After going through the data below, state how many lines contain "Measurement", and nothing else.

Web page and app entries
===

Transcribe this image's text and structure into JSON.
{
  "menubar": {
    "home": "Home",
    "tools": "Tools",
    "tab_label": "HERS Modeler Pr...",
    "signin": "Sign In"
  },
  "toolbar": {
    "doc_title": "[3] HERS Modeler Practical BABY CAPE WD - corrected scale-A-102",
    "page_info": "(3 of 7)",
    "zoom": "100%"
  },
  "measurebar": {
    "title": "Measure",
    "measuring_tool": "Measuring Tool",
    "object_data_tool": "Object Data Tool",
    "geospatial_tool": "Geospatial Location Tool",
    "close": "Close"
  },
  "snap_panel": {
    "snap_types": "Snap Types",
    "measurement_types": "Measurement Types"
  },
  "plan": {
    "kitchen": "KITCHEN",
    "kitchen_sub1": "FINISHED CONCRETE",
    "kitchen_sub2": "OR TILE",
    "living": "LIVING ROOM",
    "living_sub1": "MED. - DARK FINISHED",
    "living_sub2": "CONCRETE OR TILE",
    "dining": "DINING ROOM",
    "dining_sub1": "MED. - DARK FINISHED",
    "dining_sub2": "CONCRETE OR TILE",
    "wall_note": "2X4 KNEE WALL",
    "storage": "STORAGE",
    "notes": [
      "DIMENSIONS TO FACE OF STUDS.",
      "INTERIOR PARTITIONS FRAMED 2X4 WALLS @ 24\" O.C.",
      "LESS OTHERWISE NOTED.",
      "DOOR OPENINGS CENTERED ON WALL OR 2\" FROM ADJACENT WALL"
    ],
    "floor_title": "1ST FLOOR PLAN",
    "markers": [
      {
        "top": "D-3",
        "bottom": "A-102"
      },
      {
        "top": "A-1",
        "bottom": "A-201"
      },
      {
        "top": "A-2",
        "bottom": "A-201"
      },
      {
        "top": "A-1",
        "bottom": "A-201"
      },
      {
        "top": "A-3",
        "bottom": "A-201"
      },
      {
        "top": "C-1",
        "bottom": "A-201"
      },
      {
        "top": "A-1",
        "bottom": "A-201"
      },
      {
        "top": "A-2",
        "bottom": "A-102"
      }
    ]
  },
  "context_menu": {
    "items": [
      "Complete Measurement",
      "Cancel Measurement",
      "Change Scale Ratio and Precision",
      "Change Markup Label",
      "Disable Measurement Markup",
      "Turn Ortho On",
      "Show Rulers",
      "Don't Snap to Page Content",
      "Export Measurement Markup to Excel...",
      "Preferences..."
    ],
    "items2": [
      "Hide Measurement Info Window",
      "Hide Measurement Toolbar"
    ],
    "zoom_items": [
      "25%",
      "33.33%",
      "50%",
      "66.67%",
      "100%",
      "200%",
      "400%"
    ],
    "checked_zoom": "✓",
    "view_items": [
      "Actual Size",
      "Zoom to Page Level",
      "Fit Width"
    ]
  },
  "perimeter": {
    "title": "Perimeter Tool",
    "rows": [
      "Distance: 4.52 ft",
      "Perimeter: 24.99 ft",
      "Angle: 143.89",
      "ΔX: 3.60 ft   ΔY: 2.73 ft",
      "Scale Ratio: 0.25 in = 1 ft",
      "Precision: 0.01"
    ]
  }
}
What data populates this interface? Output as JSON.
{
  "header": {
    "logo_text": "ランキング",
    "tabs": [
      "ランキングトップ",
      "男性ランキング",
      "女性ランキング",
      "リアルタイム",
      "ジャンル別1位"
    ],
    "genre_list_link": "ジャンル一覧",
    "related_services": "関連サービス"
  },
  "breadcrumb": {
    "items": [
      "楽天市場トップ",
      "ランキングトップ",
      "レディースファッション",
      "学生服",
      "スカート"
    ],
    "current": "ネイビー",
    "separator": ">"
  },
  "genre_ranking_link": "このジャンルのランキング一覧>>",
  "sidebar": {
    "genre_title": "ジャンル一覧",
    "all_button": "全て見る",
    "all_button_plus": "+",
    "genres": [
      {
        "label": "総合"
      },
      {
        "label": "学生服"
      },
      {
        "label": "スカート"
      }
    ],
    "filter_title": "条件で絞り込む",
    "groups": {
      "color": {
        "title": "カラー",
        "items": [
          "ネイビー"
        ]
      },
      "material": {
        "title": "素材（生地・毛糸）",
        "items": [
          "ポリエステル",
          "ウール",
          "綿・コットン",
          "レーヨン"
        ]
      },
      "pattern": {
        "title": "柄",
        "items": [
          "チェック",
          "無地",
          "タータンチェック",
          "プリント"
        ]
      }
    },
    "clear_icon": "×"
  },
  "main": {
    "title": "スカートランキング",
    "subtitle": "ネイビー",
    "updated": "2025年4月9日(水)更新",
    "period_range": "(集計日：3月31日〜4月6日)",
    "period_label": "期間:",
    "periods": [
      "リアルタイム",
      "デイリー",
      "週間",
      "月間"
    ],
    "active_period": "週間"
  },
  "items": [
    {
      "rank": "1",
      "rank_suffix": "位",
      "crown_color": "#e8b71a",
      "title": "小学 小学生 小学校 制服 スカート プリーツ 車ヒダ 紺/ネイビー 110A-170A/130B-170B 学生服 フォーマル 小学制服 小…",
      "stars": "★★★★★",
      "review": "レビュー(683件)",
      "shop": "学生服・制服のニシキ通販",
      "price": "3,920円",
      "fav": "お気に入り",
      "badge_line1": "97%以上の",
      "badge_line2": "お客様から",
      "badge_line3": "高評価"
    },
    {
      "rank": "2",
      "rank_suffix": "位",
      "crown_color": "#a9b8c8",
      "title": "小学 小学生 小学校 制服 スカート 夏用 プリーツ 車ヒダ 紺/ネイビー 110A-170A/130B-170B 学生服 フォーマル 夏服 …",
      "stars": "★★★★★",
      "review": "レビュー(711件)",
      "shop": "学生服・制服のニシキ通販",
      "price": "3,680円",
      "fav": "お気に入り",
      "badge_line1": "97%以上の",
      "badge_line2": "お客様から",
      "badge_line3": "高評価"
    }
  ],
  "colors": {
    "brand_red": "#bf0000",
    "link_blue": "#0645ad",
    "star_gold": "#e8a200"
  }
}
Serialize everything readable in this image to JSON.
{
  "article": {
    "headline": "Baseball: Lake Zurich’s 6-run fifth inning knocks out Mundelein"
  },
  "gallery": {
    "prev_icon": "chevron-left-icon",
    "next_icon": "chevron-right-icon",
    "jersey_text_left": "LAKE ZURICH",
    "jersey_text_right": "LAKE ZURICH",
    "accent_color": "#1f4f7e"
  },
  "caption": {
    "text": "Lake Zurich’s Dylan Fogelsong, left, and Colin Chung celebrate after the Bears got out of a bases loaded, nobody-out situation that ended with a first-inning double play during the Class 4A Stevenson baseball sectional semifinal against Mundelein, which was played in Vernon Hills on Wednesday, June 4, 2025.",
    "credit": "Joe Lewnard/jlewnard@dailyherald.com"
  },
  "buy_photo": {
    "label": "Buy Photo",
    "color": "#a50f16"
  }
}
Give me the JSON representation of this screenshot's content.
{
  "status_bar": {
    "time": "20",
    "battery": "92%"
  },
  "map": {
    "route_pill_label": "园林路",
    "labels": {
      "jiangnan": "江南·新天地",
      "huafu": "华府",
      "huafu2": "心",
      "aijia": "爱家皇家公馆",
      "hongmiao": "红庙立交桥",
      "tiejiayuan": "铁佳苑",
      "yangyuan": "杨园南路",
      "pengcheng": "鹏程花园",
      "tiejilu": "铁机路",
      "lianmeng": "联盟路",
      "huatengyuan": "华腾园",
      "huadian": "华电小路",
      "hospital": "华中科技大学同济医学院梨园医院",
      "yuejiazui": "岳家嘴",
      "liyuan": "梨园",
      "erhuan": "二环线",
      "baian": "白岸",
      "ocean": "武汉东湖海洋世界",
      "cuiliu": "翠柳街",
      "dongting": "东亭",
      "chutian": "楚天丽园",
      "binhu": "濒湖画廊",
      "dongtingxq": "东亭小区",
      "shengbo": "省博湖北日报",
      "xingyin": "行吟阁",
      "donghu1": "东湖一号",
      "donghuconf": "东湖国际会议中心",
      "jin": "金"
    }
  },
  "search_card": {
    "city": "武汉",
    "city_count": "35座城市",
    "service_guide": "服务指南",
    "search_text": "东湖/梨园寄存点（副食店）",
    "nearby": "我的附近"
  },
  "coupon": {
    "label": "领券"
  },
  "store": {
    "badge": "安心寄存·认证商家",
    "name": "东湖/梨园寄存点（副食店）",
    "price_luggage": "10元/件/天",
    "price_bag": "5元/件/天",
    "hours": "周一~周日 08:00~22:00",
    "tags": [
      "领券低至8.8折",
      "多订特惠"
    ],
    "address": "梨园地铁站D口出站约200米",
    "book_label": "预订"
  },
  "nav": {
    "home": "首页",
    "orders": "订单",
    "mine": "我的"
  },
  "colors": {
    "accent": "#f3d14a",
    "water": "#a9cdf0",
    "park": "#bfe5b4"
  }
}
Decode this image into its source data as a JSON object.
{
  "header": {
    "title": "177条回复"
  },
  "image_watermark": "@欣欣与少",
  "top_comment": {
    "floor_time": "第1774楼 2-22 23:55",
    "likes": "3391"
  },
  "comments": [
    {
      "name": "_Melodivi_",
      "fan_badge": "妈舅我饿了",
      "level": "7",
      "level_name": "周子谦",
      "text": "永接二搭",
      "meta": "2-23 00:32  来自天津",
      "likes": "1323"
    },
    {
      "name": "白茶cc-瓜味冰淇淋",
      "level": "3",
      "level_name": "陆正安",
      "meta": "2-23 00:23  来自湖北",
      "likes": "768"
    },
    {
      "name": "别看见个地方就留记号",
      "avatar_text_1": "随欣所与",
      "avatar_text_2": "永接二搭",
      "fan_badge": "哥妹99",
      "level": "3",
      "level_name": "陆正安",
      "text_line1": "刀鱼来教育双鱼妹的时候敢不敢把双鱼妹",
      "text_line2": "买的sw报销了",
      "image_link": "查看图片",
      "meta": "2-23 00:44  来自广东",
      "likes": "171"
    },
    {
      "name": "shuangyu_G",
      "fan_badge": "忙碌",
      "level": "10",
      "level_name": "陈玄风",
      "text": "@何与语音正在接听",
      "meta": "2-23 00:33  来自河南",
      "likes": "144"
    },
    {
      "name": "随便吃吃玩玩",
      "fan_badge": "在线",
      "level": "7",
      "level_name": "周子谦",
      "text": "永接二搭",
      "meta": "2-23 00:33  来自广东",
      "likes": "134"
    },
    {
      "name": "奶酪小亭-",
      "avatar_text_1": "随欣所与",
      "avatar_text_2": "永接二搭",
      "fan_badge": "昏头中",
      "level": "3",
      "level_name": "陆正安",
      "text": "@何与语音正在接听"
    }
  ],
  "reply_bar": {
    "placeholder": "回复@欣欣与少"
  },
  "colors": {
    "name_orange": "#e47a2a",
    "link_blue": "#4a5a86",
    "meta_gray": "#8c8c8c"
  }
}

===

• _Written response_
7